Buddhists understand karma as a natural law. There is no higher instance, no judgement, no divine intervention, and no gods that steer man’s destiny, but only the law of karma itself, which works on a universal scale. Deeds yield consequences either in the next second, in the next hour, day, month, year, decade, or even in the next lifetime, or in another distant lifetime. To illustrate this, consider the following example describing a sequence of volitional acts, which yield instant karmic results:
Example: The arising of volition and karma.
An unpleasant sensation occurs. A thought arises that the source of the unpleasantness was a person. This thought is a delusion; any decisions based upon it will therefore be unskilful. A thought arises that some past sensations of unpleasantness issued from this same person. This thought is a further delusion. This is followed by a wilful decision to speak words that will produce an unpleasant sensation in that which is perceived as a person. This decision is an act of hostility.
Of all the events described so far, only the last is called karma. Words are carefully chosen in the hopes that when heard they will cause pain. The words are pronounced aloud. This is the execution of the decision to be hostile. It may also be classed as a kind of karma, although technically it is after-karma.
There is a visual sensation of a furrowed brow and turned down mouth. The thought arises that the other person’s face is frowning. The thought arises that the other person’s feelings were hurt.
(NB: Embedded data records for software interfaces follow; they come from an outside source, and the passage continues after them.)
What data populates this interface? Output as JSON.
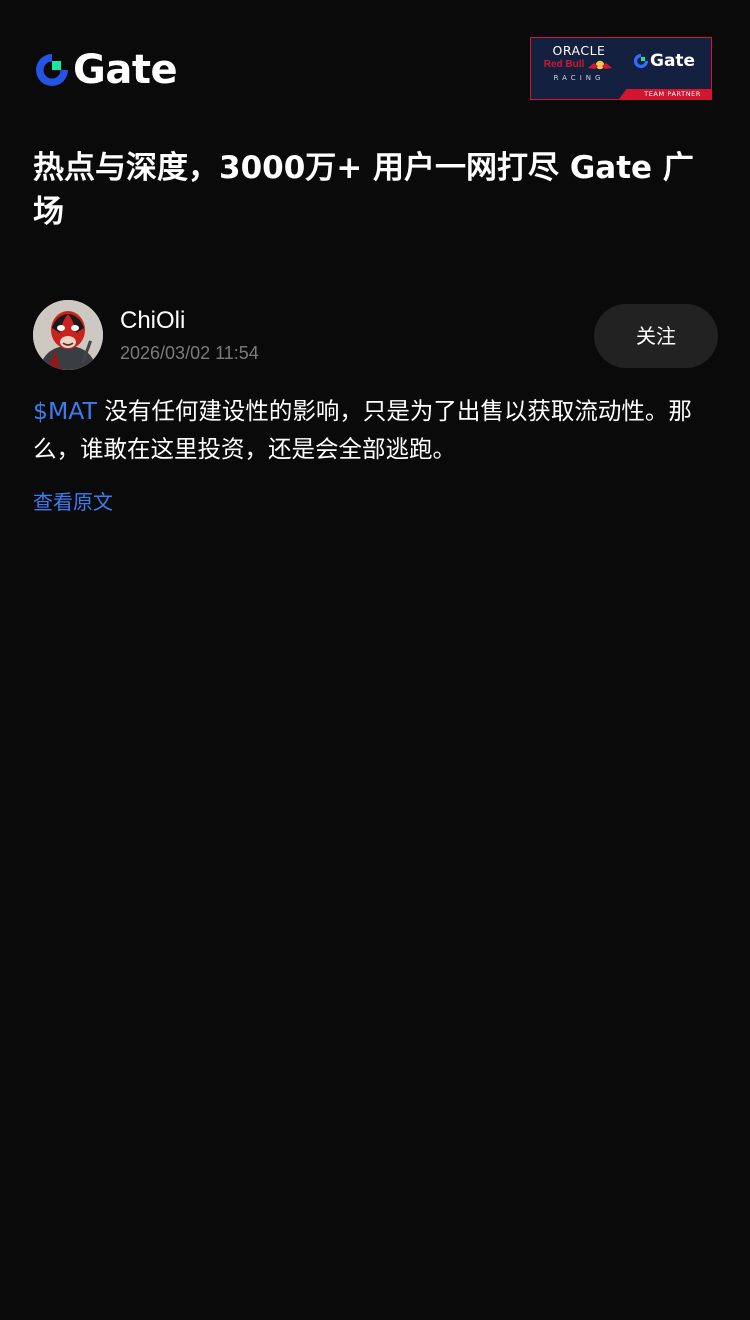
{
  "header": {
    "logo_text": "Gate",
    "partner_badge": {
      "oracle": "ORACLE",
      "redbull": "Red Bull",
      "racing": "RACING",
      "gate_text": "Gate",
      "strip_text": "TEAM PARTNER"
    }
  },
  "page": {
    "title": "热点与深度，3000万+ 用户一网打尽 Gate 广场"
  },
  "post": {
    "author": {
      "name": "ChiOli",
      "avatar_icon": "deadpool-avatar"
    },
    "timestamp": "2026/03/02 11:54",
    "follow_label": "关注",
    "ticker": "$MAT",
    "body": " 没有任何建设性的影响，只是为了出售以获取流动性。那么，谁敢在这里投资，还是会全部逃跑。",
    "view_original_label": "查看原文"
  },
  "colors": {
    "background": "#0a0a0a",
    "accent_blue": "#3d7cf0",
    "brand_green": "#17e6a1",
    "button_bg": "#222222",
    "muted_text": "#7b7b7b",
    "badge_navy": "#13203f",
    "badge_red": "#d3162f"
  }
}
There is a fleeting joyful feeling of success in knowing that one has scored a damaging verbal blow.
Eventually, perhaps much later, there is an unpleasant sensation of regret, perhaps taking the form of a sensation of fear that the perceived enemy may retaliate, or perhaps taking the form of remorse on having acted impetuously, like an immature child, and hoping that no one will remember this childish action. This regret or fear is the unpleasant ripening of the karma, the unskilful decision to inflict pain through words.
Buddhists hold that the retributive process of karma can span more than one lifetime. Rebirth has always been an important tenet in Buddhism; and it is often referred to as walking the wheel of life (samsara). It is the process of being born over and over again in different times and different situations, possibly for many thousand times.
As long as there is delusion, greed, and aversion, and as long as passions are not extinguished, we generate karma. Because we eventually accumulate unmaterialised karma, there is a next lifetime in which the accumulated karma will take form. Only when all accumulated karma is realised and the generation of new karma is calmed, one can enter the stream that leads to Nirvana. This process continues until Nirvana is reached, which signifies the cessation of rebirth and, hence, the end of suffering.
It is notable that this also entails the avoidance of “good karma”. Once the stream that leads to Nirvana is entered, creating wholesome karma is not an object anymore. Although wholesome karma leads to entering the stream, it does not necessarily lead to Nirvana, only the extinguishment of all karma leads to Nirvana.